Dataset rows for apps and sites
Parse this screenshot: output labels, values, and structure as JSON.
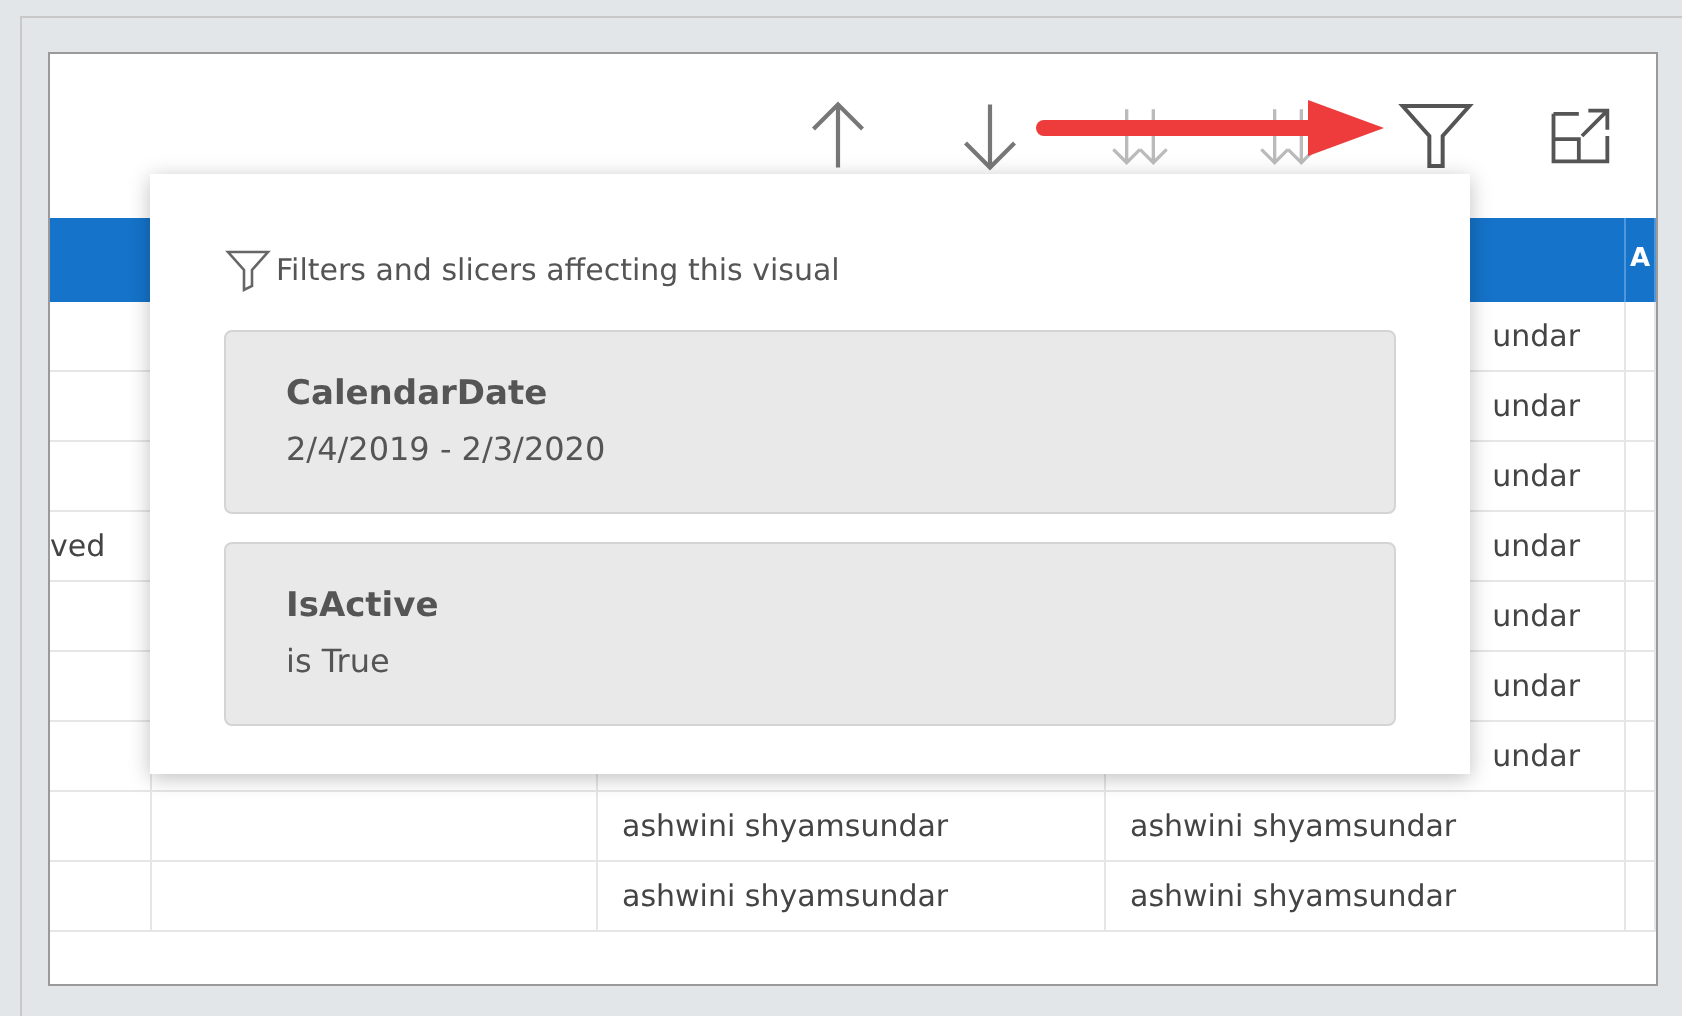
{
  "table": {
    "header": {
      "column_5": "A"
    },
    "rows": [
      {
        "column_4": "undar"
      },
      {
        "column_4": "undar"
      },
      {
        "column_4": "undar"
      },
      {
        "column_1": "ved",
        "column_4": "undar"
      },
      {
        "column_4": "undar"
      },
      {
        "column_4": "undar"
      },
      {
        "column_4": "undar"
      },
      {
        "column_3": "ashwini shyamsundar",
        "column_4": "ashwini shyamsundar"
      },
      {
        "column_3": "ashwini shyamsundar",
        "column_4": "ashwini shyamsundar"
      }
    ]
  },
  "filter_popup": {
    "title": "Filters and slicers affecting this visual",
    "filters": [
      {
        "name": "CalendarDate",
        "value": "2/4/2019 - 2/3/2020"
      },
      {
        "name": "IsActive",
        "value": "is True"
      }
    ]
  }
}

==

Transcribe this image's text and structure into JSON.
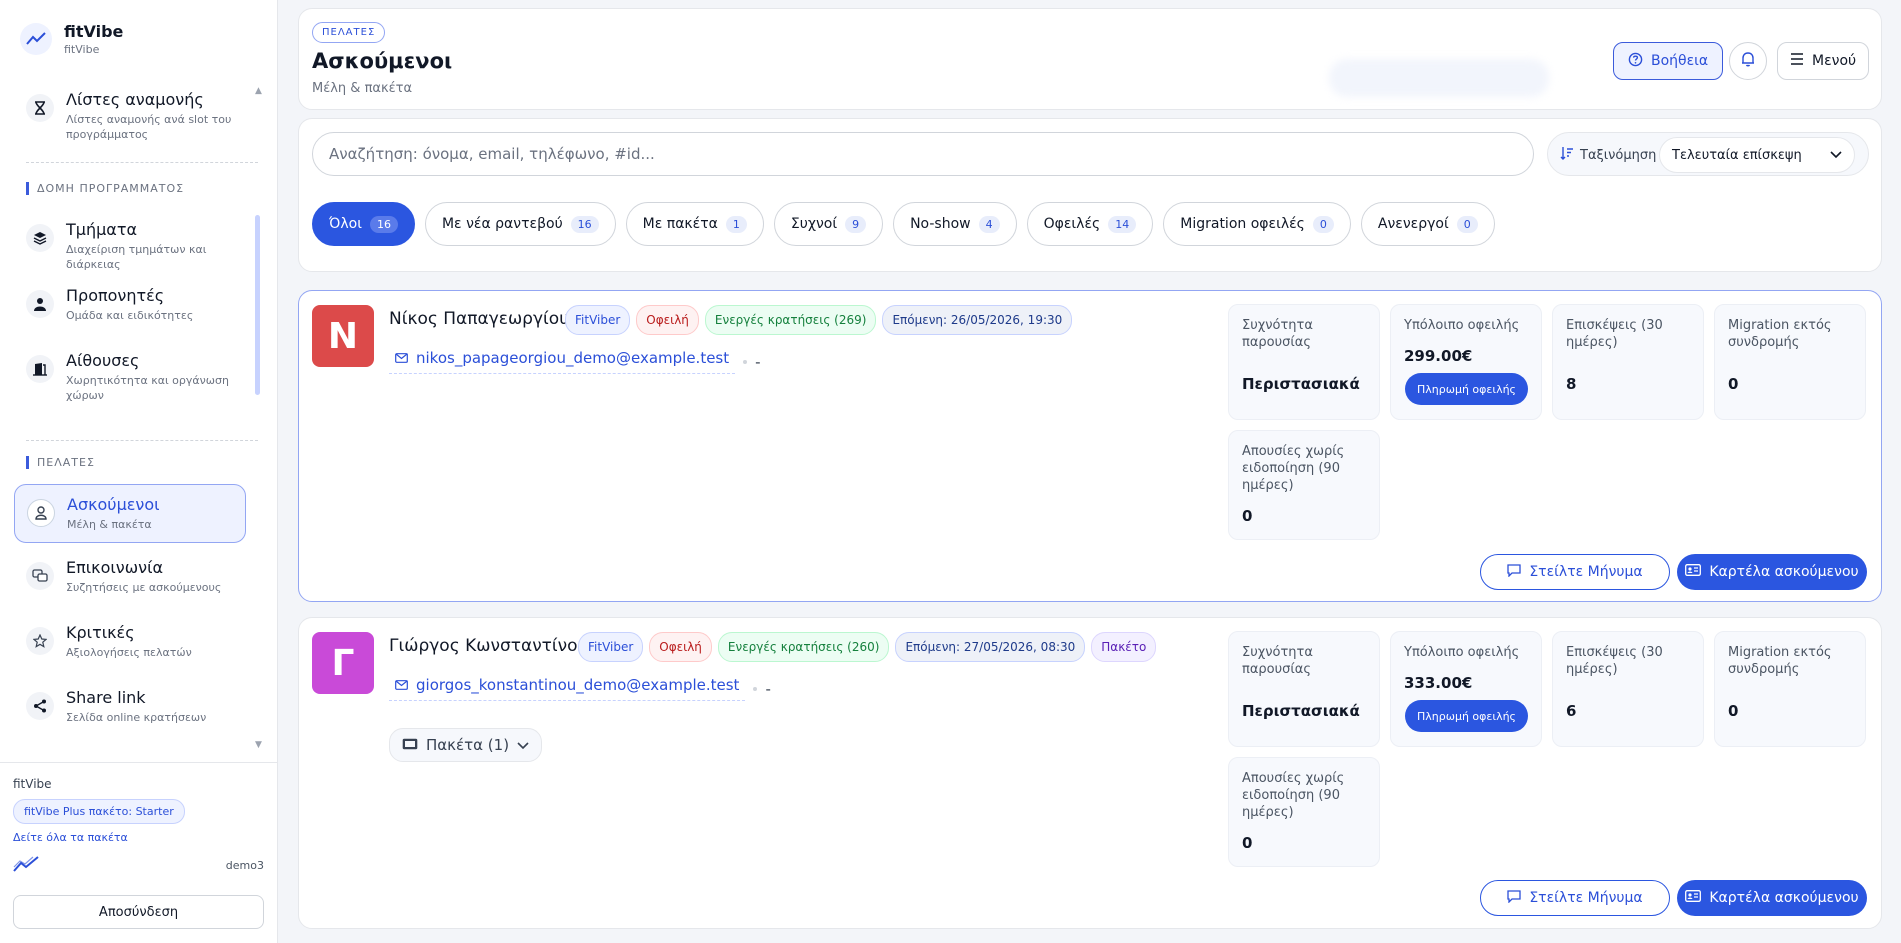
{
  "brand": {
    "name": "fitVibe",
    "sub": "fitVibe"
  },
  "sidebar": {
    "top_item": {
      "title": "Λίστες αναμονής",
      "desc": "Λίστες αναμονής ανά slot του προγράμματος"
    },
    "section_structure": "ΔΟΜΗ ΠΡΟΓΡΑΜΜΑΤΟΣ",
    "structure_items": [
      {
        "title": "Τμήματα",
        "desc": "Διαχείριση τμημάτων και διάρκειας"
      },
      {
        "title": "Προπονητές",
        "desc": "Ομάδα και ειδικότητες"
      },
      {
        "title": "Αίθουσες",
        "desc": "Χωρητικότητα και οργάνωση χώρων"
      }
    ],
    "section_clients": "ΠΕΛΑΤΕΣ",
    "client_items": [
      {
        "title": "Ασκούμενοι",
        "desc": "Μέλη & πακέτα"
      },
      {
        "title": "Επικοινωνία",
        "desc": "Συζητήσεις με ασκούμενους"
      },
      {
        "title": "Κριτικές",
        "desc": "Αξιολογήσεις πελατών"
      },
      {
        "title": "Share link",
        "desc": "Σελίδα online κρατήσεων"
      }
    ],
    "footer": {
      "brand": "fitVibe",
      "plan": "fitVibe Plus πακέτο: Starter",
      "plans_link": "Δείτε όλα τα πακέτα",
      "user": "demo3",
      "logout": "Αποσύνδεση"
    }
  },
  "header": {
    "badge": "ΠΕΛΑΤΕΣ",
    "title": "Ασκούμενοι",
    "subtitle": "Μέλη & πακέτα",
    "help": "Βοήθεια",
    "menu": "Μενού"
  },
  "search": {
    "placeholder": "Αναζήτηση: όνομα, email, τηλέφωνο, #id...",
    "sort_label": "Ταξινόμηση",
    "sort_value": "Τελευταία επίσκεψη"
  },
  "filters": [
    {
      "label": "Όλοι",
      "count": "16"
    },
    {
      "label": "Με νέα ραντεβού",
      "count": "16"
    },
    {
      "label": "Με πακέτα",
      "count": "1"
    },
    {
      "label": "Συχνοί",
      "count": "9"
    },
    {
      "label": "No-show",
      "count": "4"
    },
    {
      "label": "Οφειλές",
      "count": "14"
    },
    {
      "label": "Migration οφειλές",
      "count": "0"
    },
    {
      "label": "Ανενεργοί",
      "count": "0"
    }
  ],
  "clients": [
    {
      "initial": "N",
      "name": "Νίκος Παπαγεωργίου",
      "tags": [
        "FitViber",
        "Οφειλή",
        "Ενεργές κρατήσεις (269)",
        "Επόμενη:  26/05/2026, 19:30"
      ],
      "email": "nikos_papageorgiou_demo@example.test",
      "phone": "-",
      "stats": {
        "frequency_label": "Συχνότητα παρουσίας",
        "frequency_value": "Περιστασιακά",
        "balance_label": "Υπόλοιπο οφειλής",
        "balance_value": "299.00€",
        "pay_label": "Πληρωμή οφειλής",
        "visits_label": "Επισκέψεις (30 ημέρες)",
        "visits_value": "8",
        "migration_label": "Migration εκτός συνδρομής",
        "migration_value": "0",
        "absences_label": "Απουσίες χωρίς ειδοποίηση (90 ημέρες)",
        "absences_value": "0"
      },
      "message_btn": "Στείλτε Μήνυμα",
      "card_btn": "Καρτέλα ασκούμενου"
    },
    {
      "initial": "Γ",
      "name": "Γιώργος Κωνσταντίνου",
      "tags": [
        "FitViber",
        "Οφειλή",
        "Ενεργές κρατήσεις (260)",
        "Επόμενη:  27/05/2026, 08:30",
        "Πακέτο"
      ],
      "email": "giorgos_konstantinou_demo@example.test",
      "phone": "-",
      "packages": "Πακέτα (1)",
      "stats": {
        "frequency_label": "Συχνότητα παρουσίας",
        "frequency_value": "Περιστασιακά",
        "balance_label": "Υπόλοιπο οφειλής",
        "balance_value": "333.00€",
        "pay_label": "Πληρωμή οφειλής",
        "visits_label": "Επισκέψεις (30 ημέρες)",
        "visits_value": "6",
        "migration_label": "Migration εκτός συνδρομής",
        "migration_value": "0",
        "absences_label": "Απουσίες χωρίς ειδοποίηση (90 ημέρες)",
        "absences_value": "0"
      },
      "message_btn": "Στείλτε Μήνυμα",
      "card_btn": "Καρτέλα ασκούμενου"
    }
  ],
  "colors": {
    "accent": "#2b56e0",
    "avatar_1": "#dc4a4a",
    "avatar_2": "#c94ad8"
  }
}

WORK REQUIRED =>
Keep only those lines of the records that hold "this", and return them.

EXERCISE OUTPUT =>
Parse this screenshot: output labels, values, and structure as JSON.
    "title": "Filters and slicers affecting this visual",
Transcribe this image's text and structure into JSON.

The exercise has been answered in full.